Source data
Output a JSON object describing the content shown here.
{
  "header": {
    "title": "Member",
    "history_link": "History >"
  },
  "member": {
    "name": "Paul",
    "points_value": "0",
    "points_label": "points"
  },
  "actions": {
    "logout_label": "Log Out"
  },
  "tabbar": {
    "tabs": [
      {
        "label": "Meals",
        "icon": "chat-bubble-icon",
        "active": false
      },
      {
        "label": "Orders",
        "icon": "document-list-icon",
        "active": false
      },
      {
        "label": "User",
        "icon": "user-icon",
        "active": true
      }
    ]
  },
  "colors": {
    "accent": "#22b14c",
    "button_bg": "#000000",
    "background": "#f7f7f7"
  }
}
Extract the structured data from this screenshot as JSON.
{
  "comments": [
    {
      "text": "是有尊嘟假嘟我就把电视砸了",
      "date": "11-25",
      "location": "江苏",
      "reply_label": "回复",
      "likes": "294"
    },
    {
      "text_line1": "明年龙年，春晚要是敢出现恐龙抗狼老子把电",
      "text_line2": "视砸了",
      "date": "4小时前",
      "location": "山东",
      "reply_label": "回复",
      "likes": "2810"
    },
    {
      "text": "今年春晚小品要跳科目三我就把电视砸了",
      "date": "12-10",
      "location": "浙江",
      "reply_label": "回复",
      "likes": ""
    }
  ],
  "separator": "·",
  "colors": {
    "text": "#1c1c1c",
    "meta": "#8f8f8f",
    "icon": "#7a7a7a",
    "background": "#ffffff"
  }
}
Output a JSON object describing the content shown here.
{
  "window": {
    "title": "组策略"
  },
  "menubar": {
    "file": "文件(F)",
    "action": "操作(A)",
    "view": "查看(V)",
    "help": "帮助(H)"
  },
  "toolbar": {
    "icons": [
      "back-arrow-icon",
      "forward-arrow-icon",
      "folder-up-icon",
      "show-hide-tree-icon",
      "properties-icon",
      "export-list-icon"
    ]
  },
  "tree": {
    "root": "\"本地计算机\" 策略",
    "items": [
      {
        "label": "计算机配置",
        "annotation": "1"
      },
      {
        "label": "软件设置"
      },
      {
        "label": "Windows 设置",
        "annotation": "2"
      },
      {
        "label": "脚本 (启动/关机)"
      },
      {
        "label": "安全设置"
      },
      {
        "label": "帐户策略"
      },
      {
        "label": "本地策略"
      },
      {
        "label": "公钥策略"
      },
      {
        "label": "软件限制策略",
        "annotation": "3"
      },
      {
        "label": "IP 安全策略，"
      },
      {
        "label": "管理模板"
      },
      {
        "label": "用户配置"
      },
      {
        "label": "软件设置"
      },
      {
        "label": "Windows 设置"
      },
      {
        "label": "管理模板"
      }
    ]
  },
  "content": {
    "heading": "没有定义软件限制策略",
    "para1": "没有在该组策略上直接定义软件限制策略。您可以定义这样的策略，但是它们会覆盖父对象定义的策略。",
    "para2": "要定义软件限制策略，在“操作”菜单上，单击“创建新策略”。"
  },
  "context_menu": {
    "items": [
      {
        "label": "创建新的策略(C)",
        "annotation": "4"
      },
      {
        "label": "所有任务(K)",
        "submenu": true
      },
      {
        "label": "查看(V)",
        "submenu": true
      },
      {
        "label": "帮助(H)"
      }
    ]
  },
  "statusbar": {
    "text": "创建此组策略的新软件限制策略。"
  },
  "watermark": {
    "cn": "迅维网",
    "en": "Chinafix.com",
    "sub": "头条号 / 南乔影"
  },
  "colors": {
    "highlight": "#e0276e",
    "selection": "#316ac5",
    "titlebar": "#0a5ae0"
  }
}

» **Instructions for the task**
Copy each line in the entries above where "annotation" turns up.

» **Problem solution**
        "annotation": "1"
        "annotation": "2"
        "annotation": "3"
        "annotation": "4"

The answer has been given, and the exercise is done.